      We need to utilize our resources to best of our ability with the best technology that is economically feasible. That is the regulatory mandate from under which the EPA is to operate. What they are doing now is beyond the scope of the CAA, and it is putting not only the coal industry in an uncompetitive position, it is putting our entire economy in an uncompetitive position. Energy fuels our economy, and if business must pay artificially more for it due to political maneuvering, it is a self imposed headwind by our own country on its own business community. All of this is based on the false premise that these regulations will reduce global CO2 concentrations and save the planet. That is factually inaccurate even if you have bought into AGW. A pointless charade.

  • Dennis

    R.I.P. Coal, the environmental wackos will soon be looking for something else to destroy.

    • JMR

      No. It was Big Coal that committed all of the destruction.

    • Aaron

      They've already started as Ed Rabel's call for moratorium on fracking demonstrates.

      • Jason412

        People were proposing banning fracking long before Ed Rabel campaigned on it.

        • Aaron

          Ok. How many potential Representatives have had that as part of their official platform?

  • Louisa

    I am one of these family members mentioned. My fiance works hard for his money to support me and our little girl. We're getting married on September 30. We will know September 29 if he still has a job. I have been sick to my stomach all day. We just bought our house, and just trying to make it in life. None of you know how this feels until it's you, or your family in the hands of someone else that can crush everything you have worked for. Please think of others before you comment your harsh words.

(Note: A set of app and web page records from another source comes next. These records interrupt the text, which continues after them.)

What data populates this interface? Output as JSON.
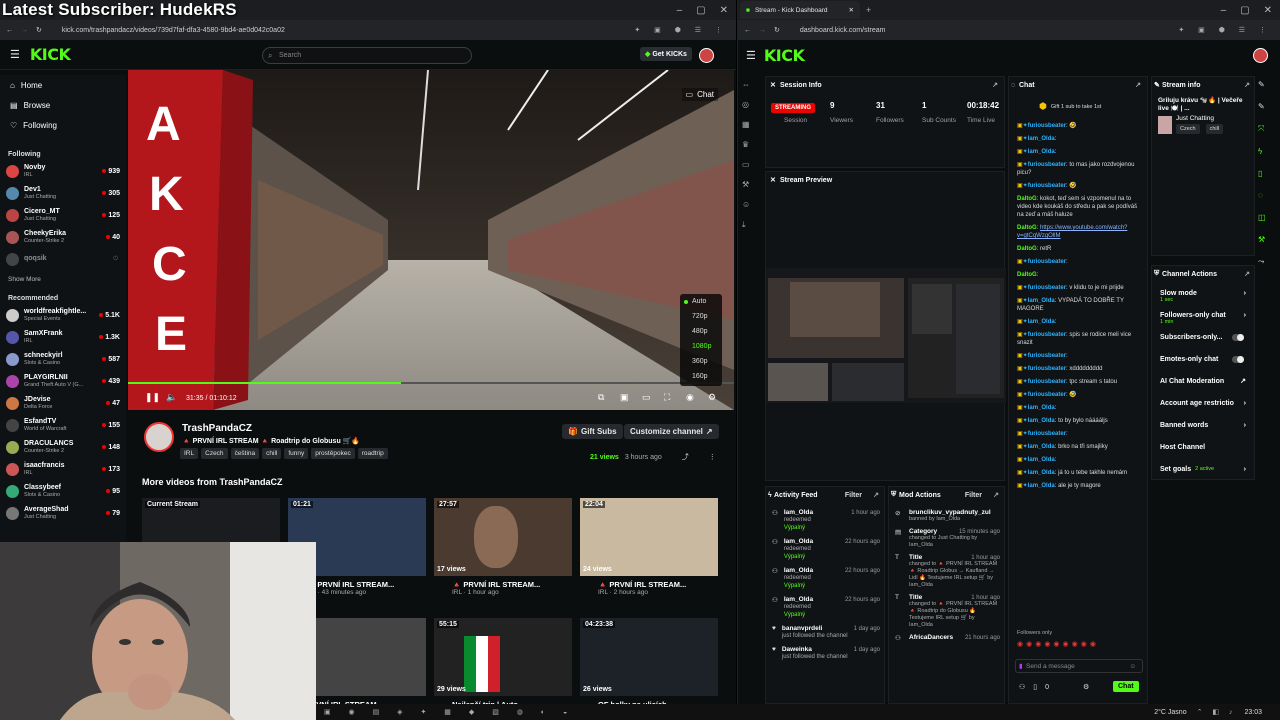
{
  "overlay": {
    "title": "Latest Subscriber: HudekRS"
  },
  "left_browser": {
    "url": "kick.com/trashpandacz/videos/739d7faf-dfa3-4580-9bd4-ae0d042c0a02",
    "search_placeholder": "Search",
    "get_kicks": "Get KICKs",
    "nav": {
      "home": "Home",
      "browse": "Browse",
      "following": "Following"
    },
    "following_heading": "Following",
    "following": [
      {
        "name": "Novby",
        "cat": "IRL",
        "viewers": "939"
      },
      {
        "name": "Dev1",
        "cat": "Just Chatting",
        "viewers": "305"
      },
      {
        "name": "Cicero_MT",
        "cat": "Just Chatting",
        "viewers": "125"
      },
      {
        "name": "CheekyErika",
        "cat": "Counter-Strike 2",
        "viewers": "40"
      },
      {
        "name": "qoqsik",
        "cat": "",
        "viewers": ""
      }
    ],
    "show_more": "Show More",
    "recommended_heading": "Recommended",
    "recommended": [
      {
        "name": "worldfreakfightle...",
        "cat": "Special Events",
        "viewers": "5.1K"
      },
      {
        "name": "SamXFrank",
        "cat": "IRL",
        "viewers": "1.3K"
      },
      {
        "name": "schneckyirl",
        "cat": "Slots & Casino",
        "viewers": "587"
      },
      {
        "name": "PLAYGIRLNII",
        "cat": "Grand Theft Auto V (G...",
        "viewers": "439"
      },
      {
        "name": "JDevise",
        "cat": "Delta Force",
        "viewers": "47"
      },
      {
        "name": "EsfandTV",
        "cat": "World of Warcraft",
        "viewers": "155"
      },
      {
        "name": "DRACULANCS",
        "cat": "Counter-Strike 2",
        "viewers": "148"
      },
      {
        "name": "isaacfrancis",
        "cat": "IRL",
        "viewers": "173"
      },
      {
        "name": "Classybeef",
        "cat": "Slots & Casino",
        "viewers": "95"
      },
      {
        "name": "AverageShad",
        "cat": "Just Chatting",
        "viewers": "79"
      }
    ],
    "video": {
      "chat_label": "Chat",
      "time": "31:35 / 01:10:12",
      "progress": 0.45,
      "sign_text": "AKCE",
      "qualities": [
        "Auto",
        "720p",
        "480p",
        "1080p",
        "360p",
        "160p"
      ],
      "selected_quality": "1080p"
    },
    "channel": {
      "name": "TrashPandaCZ",
      "title": "🔺 PRVNÍ IRL STREAM 🔺 Roadtrip do Globusu 🛒🔥",
      "tags": [
        "IRL",
        "Czech",
        "čeština",
        "chill",
        "funny",
        "prostěpokec",
        "roadtrip"
      ],
      "views": "21 views",
      "ago": "3 hours ago",
      "gift_subs": "Gift Subs",
      "customize": "Customize channel"
    },
    "more_heading": "More videos from TrashPandaCZ",
    "videos": [
      {
        "dur": "Current Stream",
        "views": "",
        "title": "",
        "sub": ""
      },
      {
        "dur": "01:21",
        "views": "",
        "title": "🔺 PRVNÍ IRL STREAM...",
        "sub": "IRL · 43 minutes ago"
      },
      {
        "dur": "27:57",
        "views": "17 views",
        "title": "🔺 PRVNÍ IRL STREAM...",
        "sub": "IRL · 1 hour ago"
      },
      {
        "dur": "22:04",
        "views": "24 views",
        "title": "🔺 PRVNÍ IRL STREAM...",
        "sub": "IRL · 2 hours ago"
      },
      {
        "dur": "2",
        "views": "",
        "title": "PRVNÍ IRL STREAM",
        "sub": ""
      },
      {
        "dur": "55:15",
        "views": "29 views",
        "title": "Nejlepší trip | Auto",
        "sub": ""
      },
      {
        "dur": "04:23:38",
        "views": "26 views",
        "title": "OF holky na ulicích",
        "sub": ""
      }
    ]
  },
  "right_browser": {
    "tab": "Stream - Kick Dashboard",
    "url": "dashboard.kick.com/stream",
    "session_info": {
      "title": "Session Info",
      "badge": "STREAMING",
      "stats": [
        {
          "value": "",
          "label": "Session"
        },
        {
          "value": "9",
          "label": "Viewers"
        },
        {
          "value": "31",
          "label": "Followers"
        },
        {
          "value": "1",
          "label": "Sub Counts"
        },
        {
          "value": "00:18:42",
          "label": "Time Live"
        }
      ]
    },
    "stream_preview": {
      "title": "Stream Preview"
    },
    "chat": {
      "title": "Chat",
      "goal": "Gift 1 sub to take 1st",
      "lines": [
        {
          "u": "furiousbeater",
          "m": "🤣"
        },
        {
          "u": "Iam_Olda",
          "m": ""
        },
        {
          "u": "Iam_Olda",
          "m": ""
        },
        {
          "u": "furiousbeater",
          "m": "to mas jako rozdvojenou picu?"
        },
        {
          "u": "furiousbeater",
          "m": "🤣"
        },
        {
          "u": "DaltoG",
          "m": "kokot, teď sem si vzpomenul na to video kde koukáš do středu a pak se podíváš na zeď a máš haluze"
        },
        {
          "u": "DaltoG",
          "m": "https://www.youtube.com/watch?v=gtCqWzgOllM"
        },
        {
          "u": "DaltoG",
          "m": "retR"
        },
        {
          "u": "furiousbeater",
          "m": ""
        },
        {
          "u": "DaltoG",
          "m": ""
        },
        {
          "u": "furiousbeater",
          "m": "v klidu to je mi prijde"
        },
        {
          "u": "Iam_Olda",
          "m": "VYPADÁ TO DOBŘE TY MAGORE"
        },
        {
          "u": "Iam_Olda",
          "m": ""
        },
        {
          "u": "furiousbeater",
          "m": "spis se rodice meli vice snazit"
        },
        {
          "u": "furiousbeater",
          "m": ""
        },
        {
          "u": "furiousbeater",
          "m": "xddddddddd"
        },
        {
          "u": "furiousbeater",
          "m": "tpc stream s tatou"
        },
        {
          "u": "furiousbeater",
          "m": "🤣"
        },
        {
          "u": "Iam_Olda",
          "m": ""
        },
        {
          "u": "Iam_Olda",
          "m": "to by bylo nááááljs"
        },
        {
          "u": "furiousbeater",
          "m": ""
        },
        {
          "u": "Iam_Olda",
          "m": "brko na tři smajliky"
        },
        {
          "u": "Iam_Olda",
          "m": ""
        },
        {
          "u": "Iam_Olda",
          "m": "já to u tebe takhle nemám"
        },
        {
          "u": "Iam_Olda",
          "m": "ale je ty magore"
        }
      ],
      "followers_only": "Followers only",
      "placeholder": "Send a message",
      "count": "0",
      "send": "Chat"
    },
    "stream_info": {
      "title": "Stream info",
      "stream_title": "Griluju krávu 🐄🔥 | Večeře live 🍽️ | ...",
      "category": "Just Chatting",
      "tags": [
        "Czech",
        "chill"
      ]
    },
    "channel_actions": {
      "title": "Channel Actions",
      "items": [
        {
          "label": "Slow mode",
          "sub": "1 sec",
          "ctl": "chevron"
        },
        {
          "label": "Followers-only chat",
          "sub": "1 min",
          "ctl": "chevron"
        },
        {
          "label": "Subscribers-only...",
          "sub": "",
          "ctl": "toggle"
        },
        {
          "label": "Emotes-only chat",
          "sub": "",
          "ctl": "toggle"
        },
        {
          "label": "AI Chat Moderation",
          "sub": "",
          "ctl": "link"
        },
        {
          "label": "Account age restrictio",
          "sub": "",
          "ctl": "chevron"
        },
        {
          "label": "Banned words",
          "sub": "",
          "ctl": "chevron"
        },
        {
          "label": "Host Channel",
          "sub": "",
          "ctl": ""
        },
        {
          "label": "Set goals",
          "sub": "",
          "ctl": "chevron",
          "note": "2 active"
        }
      ]
    },
    "activity_feed": {
      "title": "Activity Feed",
      "filter": "Filter",
      "items": [
        {
          "who": "Iam_Olda",
          "what": "redeemed",
          "tag": "Výpalný",
          "time": "1 hour ago"
        },
        {
          "who": "Iam_Olda",
          "what": "redeemed",
          "tag": "Výpalný",
          "time": "22 hours ago"
        },
        {
          "who": "Iam_Olda",
          "what": "redeemed",
          "tag": "Výpalný",
          "time": "22 hours ago"
        },
        {
          "who": "Iam_Olda",
          "what": "redeemed",
          "tag": "Výpalný",
          "time": "22 hours ago"
        },
        {
          "who": "bananvprdeli",
          "what": "just followed the channel",
          "tag": "",
          "time": "1 day ago"
        },
        {
          "who": "Daweinka",
          "what": "just followed the channel",
          "tag": "",
          "time": "1 day ago"
        }
      ]
    },
    "mod_actions": {
      "title": "Mod Actions",
      "filter": "Filter",
      "items": [
        {
          "head": "brunclikuv_vypadnuty_zul",
          "desc": "banned by Iam_Olda",
          "time": ""
        },
        {
          "head": "Category",
          "desc": "changed to Just Chatting by Iam_Olda",
          "time": "15 minutes ago"
        },
        {
          "head": "Title",
          "desc": "changed to 🔺 PRVNÍ IRL STREAM 🔺 Roadtrip Globus → Kaufland → Lidl 🔥 Testujeme IRL setup 🛒 by Iam_Olda",
          "time": "1 hour ago"
        },
        {
          "head": "Title",
          "desc": "changed to 🔺 PRVNÍ IRL STREAM 🔺 Roadtrip do Globusu 🔥 Testujeme IRL setup 🛒 by Iam_Olda",
          "time": "1 hour ago"
        },
        {
          "head": "AfricaDancers",
          "desc": "",
          "time": "21 hours ago"
        }
      ]
    }
  },
  "taskbar": {
    "weather": "2°C Jasno",
    "time": "23:03"
  }
}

    • Benthere

      I'm sorry for the loss of your fiances job. I lived through the same and it's horrible. But there is hope if you are willing to change directions in life. Education and leaving West Virginia is the first step.

  • Andy

    It's tough news for these workers and their families, but we will see it more and more as the country and WV weens off coal. It's the right move for the country and state. The sooner coal jobs are no longer the best paying in southern WV the sooner the workforce will become educated and diversified. It is what it is, just accept it.

    • Wirerowe

      Andy this is not good for anybody other than clueless greens that want to feel good about themselves on the backs of familes that have had their lives torn apart. Tell your hollow promises of diversification and great jobs to the wife of a skilled middle age coal miner that wants to live where his family has live for generation, . What I will not accept is your complete ignorance of energy markets and the devastating impact that higher energy prices. Your heartlessness is predictable your ignorance is unacceptable,l

    • JR

      It is 100% NOT the right move for our country nor state! We're shipping millions of tons of coal over seas everyday! China's building new power plants and steel mills every month while our great liberal leadership are shutting more and more down everyday! Shutting down coal mining effects more than just the miners. Power plant workers, truck drivers, operators and small coal yard/house coal owners, etc.

      • David Kennedy

        China is bringing online, (on the average) ONE new coal fired power plant each day...and Yes, we are paying for that progress...with jobs and a lower standard of living...

        • Fact checker

          China is buying their coal from Australia as the shipping is pennies on the dollar compared to US shipping costs. Time for us to shift to a technologically sound and innovative alternative energy state. There can be life beyond coal, but it should be a slow smooth transition.

  • The bookman

    Before attempting to score political points in any direction, we should remember that this announcement impacts the livelihood of 1100 families, and jeopardizes their ability to make a living. How many of us could manage a smooth transition in occupation or career within 90 days? These are the real sacrifices of real people when politics, not reality, determine our path forward.